Problem statement: Return the records below exactly; pictures stay out.

Page and application data records
-- Opening Marker --
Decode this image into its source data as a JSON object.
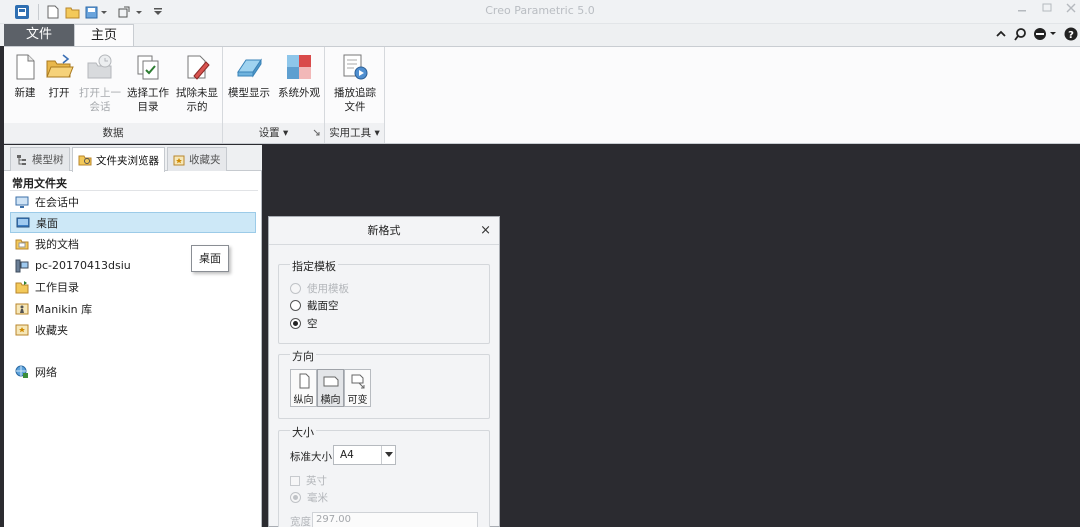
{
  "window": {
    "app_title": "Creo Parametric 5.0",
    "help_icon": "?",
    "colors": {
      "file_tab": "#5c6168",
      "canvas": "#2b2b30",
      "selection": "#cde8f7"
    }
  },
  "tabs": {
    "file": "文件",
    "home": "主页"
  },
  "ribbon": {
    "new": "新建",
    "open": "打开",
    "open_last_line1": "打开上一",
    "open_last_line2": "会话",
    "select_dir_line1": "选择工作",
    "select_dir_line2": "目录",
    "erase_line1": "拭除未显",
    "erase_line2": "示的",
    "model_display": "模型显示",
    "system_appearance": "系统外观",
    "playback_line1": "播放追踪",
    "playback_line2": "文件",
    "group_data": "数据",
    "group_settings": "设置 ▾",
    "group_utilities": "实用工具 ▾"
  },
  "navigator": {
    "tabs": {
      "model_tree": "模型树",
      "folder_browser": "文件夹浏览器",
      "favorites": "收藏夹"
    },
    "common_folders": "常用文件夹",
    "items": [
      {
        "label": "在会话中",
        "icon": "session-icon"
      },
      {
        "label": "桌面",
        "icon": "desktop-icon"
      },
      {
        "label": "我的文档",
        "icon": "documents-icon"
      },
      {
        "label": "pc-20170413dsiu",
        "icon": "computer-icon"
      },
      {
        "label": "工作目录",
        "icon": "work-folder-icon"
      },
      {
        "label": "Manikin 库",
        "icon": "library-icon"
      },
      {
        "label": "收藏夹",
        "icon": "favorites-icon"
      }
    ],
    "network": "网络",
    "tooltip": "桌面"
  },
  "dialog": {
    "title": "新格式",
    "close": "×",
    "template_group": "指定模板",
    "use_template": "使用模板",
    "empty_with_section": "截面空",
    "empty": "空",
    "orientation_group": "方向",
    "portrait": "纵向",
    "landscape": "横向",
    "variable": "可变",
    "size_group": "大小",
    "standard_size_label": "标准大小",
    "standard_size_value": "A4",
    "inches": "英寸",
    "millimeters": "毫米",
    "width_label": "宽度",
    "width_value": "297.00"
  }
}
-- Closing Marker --
Reply to the task:
Decode this image into its source data as a JSON object.
{
  "window": {
    "app_title": "Creo Parametric 5.0",
    "help_icon": "?",
    "colors": {
      "file_tab": "#5c6168",
      "canvas": "#2b2b30",
      "selection": "#cde8f7"
    }
  },
  "tabs": {
    "file": "文件",
    "home": "主页"
  },
  "ribbon": {
    "new": "新建",
    "open": "打开",
    "open_last_line1": "打开上一",
    "open_last_line2": "会话",
    "select_dir_line1": "选择工作",
    "select_dir_line2": "目录",
    "erase_line1": "拭除未显",
    "erase_line2": "示的",
    "model_display": "模型显示",
    "system_appearance": "系统外观",
    "playback_line1": "播放追踪",
    "playback_line2": "文件",
    "group_data": "数据",
    "group_settings": "设置 ▾",
    "group_utilities": "实用工具 ▾"
  },
  "navigator": {
    "tabs": {
      "model_tree": "模型树",
      "folder_browser": "文件夹浏览器",
      "favorites": "收藏夹"
    },
    "common_folders": "常用文件夹",
    "items": [
      {
        "label": "在会话中",
        "icon": "session-icon"
      },
      {
        "label": "桌面",
        "icon": "desktop-icon"
      },
      {
        "label": "我的文档",
        "icon": "documents-icon"
      },
      {
        "label": "pc-20170413dsiu",
        "icon": "computer-icon"
      },
      {
        "label": "工作目录",
        "icon": "work-folder-icon"
      },
      {
        "label": "Manikin 库",
        "icon": "library-icon"
      },
      {
        "label": "收藏夹",
        "icon": "favorites-icon"
      }
    ],
    "network": "网络",
    "tooltip": "桌面"
  },
  "dialog": {
    "title": "新格式",
    "close": "×",
    "template_group": "指定模板",
    "use_template": "使用模板",
    "empty_with_section": "截面空",
    "empty": "空",
    "orientation_group": "方向",
    "portrait": "纵向",
    "landscape": "横向",
    "variable": "可变",
    "size_group": "大小",
    "standard_size_label": "标准大小",
    "standard_size_value": "A4",
    "inches": "英寸",
    "millimeters": "毫米",
    "width_label": "宽度",
    "width_value": "297.00"
  }
}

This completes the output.